Defining Natural Food
If you go to any supermarket, you’re likely to see a plethora of products labelled “natural,” but what does that term really mean? It certainly seems to imply that there’s a minimal amount of processing involved in its production or in its ingredients, but what standards does a food product have to live up to to be called natural?
Definitions vary country-to-country. The United Kingdom’s regulations preclude any genetically modified foods, among other things, stating that natural foods can only include “ingredients produced by nature, not the work of man or interfered with by man.” In Canada, natural foods are cannot be processed or have any additives in them, including artificial flavorings, nutrients, colorings or minerals. But what are the rules regarding natural food in the U.S.?
Natural Foods in the United States
In the U.S., there is no legal definition of natural food. Neither the FDA or the USDA has established criteria for what can be labelled natural. The FDA does discourage use of the term and other regulations prohibit misleading labeling, but the lack of concrete specifications make the issue hard to enforce.
Many so-called “natural foods” in fact contain ingredients that most people would not consider natural. For example, the poultry industry has come under criticism for labeling chicken products all natural when they have been injected with more than a quarter of their weight in saline solution.
Lacking any legal imperative to meet particular criteria for labeling foods natural, the term has been widely applied and is generally meaningless.
Natural vs. Organic Foods
“Organic” foods, in contrast, have stringent criteria that producers must meet in order to label their product as such.

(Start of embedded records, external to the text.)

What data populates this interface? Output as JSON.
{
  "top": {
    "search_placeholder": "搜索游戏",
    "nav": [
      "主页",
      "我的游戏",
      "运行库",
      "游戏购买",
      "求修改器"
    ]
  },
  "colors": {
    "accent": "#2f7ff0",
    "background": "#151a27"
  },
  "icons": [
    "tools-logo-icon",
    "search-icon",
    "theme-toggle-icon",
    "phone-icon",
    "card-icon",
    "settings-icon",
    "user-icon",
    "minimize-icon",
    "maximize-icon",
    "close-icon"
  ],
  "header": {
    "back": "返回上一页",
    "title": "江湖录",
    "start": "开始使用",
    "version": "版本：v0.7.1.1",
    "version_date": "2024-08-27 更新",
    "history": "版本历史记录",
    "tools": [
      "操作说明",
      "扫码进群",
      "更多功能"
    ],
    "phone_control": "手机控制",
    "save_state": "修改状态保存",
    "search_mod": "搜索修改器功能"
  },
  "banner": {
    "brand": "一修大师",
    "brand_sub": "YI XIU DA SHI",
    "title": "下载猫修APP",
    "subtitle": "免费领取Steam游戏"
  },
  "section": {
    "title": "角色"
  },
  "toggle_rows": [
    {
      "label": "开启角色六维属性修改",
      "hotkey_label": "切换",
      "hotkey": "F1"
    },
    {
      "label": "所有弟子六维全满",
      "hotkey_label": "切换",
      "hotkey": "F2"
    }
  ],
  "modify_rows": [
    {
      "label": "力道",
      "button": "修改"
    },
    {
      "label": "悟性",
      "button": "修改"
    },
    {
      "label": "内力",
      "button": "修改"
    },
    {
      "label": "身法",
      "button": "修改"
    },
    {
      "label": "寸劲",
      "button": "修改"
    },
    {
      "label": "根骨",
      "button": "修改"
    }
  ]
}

The USDA has established rules for Organic Certification that prohibit the use of synthetic pesticides, antibiotics and other inorganic compounds, making it one of the more difficult labels to qualify for.
There’s a wide disparity between “natural” and “organic”. The next time you go into the supermarket, you’ll know which term is meaningful–and which isn’t.